The church was called into existence A.D. 30, on the first Pentecost after the resurrection of Christ. To know of the organization, its doctrines and fruits, read the Acts of the Apostles. For about two hundred years it was true to apostolic teaching. But by the mixing of Jewish teaching and paganistic ideas, and through political intrigue, the church of the beginning was lost. Centuries of ignorance and superstition passed by during which the Catholic Church usurped the place of the church of Christ.
In the early part of the sixteenth century, Martin Luther broke the shackles and gave to the world the open Bible. Later, Calvin advocated the divine sovereignty of God. John Wesley agitated the question of more spirituality in the churches. Around these ideas great denominations sprang into existence. The people were inquiring for the old paths. While all the churches were doing good, had much of the Scripture in their teaching, and possessed good men, they were nonetheless weakened and handicapped because they were divided.
Early in the nineteenth century there was a general unrest among the churches of America. In all denominations could be found those who believed that the followers of Christ should lay aside the traditions of men and go back to the church described in the New Testament. Among this number were Thomas Campbell and his son Alexander, a young man who had studied in the University of Glasgow. Father and son were members of the Seceders branch of the Presbyterian Church. "They aimed to take up things just as the apostles left them, and thus, being disentangled from the embarrassments of intervening ages, stand with evidence on the same ground on which the church stood at the beginning." They aimed, not to start another church, but to call the people back to the church of the New Testament. They were not reformers, but restorers. They held up the Bible, and by its teaching restored the church of Christ and His apostles.

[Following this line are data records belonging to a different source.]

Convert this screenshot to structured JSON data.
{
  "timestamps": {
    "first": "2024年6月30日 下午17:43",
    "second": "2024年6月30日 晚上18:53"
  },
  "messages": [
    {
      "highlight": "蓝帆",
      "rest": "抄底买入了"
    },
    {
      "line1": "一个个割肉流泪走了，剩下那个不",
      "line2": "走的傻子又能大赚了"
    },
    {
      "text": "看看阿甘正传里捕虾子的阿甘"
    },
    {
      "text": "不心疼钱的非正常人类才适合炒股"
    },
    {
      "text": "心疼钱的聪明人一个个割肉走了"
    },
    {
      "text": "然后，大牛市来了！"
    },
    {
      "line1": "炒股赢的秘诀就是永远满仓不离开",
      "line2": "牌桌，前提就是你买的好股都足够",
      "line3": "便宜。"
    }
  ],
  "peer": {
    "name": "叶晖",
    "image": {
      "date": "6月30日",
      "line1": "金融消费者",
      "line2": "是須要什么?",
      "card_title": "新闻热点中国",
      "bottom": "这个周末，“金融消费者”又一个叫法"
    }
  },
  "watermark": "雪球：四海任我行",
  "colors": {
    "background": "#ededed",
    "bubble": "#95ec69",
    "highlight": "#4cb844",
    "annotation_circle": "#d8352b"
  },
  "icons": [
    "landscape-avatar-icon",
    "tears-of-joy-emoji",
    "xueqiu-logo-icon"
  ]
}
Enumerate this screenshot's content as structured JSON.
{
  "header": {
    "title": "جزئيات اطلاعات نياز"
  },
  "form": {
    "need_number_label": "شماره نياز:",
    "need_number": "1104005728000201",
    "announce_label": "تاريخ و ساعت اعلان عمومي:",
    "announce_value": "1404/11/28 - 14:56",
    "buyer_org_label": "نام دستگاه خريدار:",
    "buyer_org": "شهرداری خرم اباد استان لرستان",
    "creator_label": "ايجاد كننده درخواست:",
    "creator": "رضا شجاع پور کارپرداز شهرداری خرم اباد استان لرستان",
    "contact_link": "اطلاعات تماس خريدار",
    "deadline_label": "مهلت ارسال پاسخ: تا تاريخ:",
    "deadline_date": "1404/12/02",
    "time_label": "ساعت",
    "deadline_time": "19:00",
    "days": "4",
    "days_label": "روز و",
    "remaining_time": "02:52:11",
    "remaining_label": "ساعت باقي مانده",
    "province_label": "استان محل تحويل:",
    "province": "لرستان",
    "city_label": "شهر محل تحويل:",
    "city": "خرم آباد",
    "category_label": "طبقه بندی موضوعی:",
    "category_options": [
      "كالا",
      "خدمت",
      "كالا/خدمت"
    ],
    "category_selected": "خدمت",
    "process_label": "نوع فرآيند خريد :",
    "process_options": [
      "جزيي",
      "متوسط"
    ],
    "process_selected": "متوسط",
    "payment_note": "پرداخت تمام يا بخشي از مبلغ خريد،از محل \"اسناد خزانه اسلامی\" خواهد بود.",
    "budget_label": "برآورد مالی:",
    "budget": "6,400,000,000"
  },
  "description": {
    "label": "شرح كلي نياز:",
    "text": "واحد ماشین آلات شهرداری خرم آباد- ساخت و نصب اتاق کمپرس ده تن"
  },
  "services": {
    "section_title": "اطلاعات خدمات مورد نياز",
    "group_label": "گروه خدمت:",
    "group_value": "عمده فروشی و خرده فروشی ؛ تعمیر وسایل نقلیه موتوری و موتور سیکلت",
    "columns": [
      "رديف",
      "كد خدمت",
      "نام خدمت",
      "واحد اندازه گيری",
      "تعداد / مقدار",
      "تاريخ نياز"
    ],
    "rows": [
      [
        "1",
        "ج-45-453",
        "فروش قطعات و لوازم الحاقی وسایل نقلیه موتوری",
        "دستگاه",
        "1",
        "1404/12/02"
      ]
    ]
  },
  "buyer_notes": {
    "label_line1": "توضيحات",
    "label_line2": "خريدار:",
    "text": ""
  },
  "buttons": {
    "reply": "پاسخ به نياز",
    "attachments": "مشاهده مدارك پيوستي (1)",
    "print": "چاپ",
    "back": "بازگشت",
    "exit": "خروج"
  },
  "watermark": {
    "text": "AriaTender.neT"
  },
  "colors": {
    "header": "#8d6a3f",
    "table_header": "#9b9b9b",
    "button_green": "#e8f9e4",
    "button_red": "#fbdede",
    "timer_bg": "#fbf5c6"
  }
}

None doubts but what the church described in the Acts of the Apostles and the Epistles is the true church of Christ. To restore that church was the work of Thomas and Alexander Campbell. They began emphasizing this feature of Christian work early in the nineteenth century. Today, the people known simply as Christians number several million. Acting as locally autonomous congregations, they cooperate in establishing new congregations, conducting educational and benevolent institutions, and supporting hundreds of missionaries.